Watch CBS News

Pittsburgh-area police are trying to help people caught shoplifting food and essentials

Frazer Township police trying to help people caught shoplifting food and essentials
Frazer Township police trying to help people caught shoplifting food and essentials 02:42

FRAZER TOWNSHIP, Pa. (KDKA) -- Using security cameras to catch criminals isn't new, but one local police department says while they're using cameras to catch those who steal, they're also using them to help those who shoplift to feed their children. 

Frazer Township Chief Terry Kuhns said shoplifting crimes are up but they're finding a more holistic approach to help those who steal food and not big ticket items. 

Cameras are everywhere around Pittsburgh Mills.

"They call them the LPRs, license plate reader cameras," Kuhns said. 

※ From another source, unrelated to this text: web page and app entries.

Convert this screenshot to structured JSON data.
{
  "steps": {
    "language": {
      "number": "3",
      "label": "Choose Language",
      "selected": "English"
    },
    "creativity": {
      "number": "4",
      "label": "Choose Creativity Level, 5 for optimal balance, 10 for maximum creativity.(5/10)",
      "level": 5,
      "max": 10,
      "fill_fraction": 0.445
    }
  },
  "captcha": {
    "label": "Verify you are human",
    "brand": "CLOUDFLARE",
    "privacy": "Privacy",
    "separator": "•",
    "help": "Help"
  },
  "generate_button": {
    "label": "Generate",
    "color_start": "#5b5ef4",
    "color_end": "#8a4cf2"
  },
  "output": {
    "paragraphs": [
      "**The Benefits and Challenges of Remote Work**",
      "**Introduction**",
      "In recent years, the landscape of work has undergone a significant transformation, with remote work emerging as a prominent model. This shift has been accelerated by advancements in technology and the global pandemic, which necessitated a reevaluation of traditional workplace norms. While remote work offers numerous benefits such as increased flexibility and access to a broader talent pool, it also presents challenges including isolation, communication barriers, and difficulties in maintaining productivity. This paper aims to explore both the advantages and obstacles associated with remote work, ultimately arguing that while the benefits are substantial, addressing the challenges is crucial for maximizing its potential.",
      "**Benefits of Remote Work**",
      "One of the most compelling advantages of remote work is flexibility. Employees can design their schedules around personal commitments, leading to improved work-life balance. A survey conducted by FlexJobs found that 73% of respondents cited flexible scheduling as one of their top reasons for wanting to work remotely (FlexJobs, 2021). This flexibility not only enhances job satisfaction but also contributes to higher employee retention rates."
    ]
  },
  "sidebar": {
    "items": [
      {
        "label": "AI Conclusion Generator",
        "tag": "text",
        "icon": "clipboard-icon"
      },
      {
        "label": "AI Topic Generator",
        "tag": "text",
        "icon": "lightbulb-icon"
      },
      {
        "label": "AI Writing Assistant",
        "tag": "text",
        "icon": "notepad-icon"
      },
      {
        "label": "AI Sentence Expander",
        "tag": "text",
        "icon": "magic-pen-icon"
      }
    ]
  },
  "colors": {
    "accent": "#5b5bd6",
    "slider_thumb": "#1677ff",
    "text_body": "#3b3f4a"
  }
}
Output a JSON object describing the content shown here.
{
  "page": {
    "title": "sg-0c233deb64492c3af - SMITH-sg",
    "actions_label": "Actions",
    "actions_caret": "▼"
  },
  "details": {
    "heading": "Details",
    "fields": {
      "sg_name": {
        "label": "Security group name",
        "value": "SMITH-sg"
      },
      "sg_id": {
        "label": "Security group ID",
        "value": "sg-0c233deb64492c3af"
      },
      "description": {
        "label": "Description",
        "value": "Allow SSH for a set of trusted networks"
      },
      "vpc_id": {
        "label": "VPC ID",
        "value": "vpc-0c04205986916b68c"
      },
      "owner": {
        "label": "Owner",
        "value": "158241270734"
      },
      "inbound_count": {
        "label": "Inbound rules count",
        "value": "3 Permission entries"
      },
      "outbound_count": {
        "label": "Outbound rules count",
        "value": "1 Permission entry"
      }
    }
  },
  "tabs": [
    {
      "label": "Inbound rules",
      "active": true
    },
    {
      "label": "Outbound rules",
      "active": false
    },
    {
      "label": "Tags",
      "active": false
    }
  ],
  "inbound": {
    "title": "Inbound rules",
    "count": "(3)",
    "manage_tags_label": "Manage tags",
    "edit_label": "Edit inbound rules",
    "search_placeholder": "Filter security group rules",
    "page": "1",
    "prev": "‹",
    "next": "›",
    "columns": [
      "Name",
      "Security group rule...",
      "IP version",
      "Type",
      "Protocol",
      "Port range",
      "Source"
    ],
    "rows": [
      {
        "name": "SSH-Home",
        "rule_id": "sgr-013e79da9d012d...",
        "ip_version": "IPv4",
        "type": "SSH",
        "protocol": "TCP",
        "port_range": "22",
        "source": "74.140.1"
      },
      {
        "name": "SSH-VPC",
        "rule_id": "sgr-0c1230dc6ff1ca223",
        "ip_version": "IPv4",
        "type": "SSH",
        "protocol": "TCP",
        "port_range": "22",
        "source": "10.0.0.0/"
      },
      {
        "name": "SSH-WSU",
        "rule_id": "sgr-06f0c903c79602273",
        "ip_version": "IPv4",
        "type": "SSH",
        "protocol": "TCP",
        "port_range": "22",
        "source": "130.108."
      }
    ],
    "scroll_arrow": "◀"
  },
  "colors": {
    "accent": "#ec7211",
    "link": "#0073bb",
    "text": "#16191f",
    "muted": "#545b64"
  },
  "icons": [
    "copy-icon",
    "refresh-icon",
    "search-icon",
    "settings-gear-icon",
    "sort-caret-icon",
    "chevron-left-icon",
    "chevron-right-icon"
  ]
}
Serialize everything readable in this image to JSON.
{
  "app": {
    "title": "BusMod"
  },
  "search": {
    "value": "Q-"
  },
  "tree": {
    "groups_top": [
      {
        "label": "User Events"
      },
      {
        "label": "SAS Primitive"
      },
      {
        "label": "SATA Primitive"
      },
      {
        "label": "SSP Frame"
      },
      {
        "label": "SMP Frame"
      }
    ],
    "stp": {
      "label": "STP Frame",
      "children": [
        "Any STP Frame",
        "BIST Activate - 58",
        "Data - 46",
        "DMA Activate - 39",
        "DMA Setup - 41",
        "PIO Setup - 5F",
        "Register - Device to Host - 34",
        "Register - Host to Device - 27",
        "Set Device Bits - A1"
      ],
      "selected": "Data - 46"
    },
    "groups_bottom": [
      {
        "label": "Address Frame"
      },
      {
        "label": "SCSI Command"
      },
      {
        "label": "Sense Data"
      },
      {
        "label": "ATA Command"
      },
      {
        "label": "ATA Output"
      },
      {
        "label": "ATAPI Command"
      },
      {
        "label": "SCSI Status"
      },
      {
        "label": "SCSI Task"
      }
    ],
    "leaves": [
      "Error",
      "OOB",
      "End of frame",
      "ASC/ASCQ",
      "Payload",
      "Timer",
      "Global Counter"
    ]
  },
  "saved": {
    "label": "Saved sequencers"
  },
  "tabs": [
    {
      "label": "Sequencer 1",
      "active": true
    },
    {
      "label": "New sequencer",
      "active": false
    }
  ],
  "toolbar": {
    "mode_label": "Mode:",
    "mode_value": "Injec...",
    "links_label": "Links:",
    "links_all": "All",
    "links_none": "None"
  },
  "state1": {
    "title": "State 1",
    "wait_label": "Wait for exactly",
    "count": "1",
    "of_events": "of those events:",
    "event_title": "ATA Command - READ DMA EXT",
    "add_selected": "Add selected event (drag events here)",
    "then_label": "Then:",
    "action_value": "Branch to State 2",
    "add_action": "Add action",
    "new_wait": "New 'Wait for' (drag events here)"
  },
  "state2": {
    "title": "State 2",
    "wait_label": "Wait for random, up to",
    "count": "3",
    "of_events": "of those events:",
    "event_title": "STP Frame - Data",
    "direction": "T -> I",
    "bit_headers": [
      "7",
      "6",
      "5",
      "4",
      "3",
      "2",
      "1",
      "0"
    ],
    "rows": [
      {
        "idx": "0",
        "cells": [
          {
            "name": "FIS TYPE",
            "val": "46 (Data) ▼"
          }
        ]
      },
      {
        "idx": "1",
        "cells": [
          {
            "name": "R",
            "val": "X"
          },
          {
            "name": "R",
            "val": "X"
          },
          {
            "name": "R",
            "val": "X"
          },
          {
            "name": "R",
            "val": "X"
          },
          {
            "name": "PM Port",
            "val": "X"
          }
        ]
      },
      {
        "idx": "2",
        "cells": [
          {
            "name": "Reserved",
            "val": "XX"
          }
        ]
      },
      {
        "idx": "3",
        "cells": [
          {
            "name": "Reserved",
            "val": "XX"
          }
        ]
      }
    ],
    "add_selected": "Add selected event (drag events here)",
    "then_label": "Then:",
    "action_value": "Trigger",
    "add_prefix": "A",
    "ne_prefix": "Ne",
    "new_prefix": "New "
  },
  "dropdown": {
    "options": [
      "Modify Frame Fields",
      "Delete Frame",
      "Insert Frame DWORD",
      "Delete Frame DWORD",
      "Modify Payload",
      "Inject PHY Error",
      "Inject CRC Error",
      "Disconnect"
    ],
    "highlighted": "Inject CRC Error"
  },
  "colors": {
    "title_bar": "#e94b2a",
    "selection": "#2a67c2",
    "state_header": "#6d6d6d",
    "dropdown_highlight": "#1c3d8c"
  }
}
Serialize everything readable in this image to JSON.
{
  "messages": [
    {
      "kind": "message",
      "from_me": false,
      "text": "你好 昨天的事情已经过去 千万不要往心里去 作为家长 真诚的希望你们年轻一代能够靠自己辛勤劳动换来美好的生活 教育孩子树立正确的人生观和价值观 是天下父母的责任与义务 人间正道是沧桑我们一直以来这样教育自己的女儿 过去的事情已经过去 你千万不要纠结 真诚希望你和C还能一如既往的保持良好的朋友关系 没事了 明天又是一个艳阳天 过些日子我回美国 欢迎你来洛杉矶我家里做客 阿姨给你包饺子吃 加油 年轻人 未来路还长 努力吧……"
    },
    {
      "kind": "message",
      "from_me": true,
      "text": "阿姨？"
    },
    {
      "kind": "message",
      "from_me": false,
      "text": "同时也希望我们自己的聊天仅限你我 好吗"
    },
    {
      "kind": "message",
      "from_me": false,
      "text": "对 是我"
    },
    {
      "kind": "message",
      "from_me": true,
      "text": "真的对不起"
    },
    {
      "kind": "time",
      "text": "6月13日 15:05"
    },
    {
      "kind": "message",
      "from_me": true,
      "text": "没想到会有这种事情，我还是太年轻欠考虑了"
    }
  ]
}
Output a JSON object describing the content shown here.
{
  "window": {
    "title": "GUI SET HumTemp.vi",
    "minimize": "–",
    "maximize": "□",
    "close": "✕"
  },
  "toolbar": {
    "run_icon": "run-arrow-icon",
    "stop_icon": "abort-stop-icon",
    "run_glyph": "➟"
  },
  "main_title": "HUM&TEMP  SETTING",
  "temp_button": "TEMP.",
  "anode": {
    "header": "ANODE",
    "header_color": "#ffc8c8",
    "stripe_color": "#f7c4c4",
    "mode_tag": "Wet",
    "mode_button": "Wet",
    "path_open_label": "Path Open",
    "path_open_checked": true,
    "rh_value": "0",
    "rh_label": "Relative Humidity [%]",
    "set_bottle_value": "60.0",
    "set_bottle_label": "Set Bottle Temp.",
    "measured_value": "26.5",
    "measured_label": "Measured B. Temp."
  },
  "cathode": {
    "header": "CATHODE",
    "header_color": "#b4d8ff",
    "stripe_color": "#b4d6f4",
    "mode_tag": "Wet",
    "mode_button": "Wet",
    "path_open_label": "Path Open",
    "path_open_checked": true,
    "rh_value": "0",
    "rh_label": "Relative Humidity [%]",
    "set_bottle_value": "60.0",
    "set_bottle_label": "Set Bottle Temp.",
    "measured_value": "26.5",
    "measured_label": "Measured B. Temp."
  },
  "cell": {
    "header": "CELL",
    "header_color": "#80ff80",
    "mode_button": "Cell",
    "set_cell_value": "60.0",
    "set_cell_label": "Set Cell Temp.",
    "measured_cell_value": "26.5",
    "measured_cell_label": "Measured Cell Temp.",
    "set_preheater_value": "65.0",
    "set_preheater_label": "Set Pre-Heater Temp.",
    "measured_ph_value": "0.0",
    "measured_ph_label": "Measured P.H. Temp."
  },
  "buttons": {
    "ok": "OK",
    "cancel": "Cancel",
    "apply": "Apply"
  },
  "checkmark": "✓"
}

The system patches the various retailers' surveillance cameras into the police department and they've been very effective when it comes to catching alleged shoplifters. 

"We have a lot of people who come up there and they steal televisions, big flat screens, computers, electronic devices," he said. 

But many times, these electric eyes reveal that in some cases, what's being stolen aren't big ticket items at all. 

"We encounter somebody stealing milk, cereal, diapers, baby formula, we handle those types of individuals in a completely different manner," he said. 

Instead of throwing the book at them, Kuhns says, "We're just not there to arrest people, we're here -- more than have to -- to help them if they need help. That's what police officers should do."

Kuhns says one of the first things they do is tell the offender there are options that don't involve theft. 

"We've actually asked them to come with us back to our station here and we sit down and make phone calls for them to connect them with the different agencies," he said. 

Kuhns says a helping hand instead of handcuffs builds a bridge and in many cases gives families and providers on the brink a lifeline. 

"We've actually had people come back six months later and thank us and say, 'hey, I just want to let you know you guys helped me,'" he said. 

Kuhns says this way of handling these types of crimes is something that many departments are doing because it works. 

View CBS News In
CBS News App Open
Chrome Safari Continue
Be the first to know
Get browser notifications for breaking news, live events, and exclusive reporting.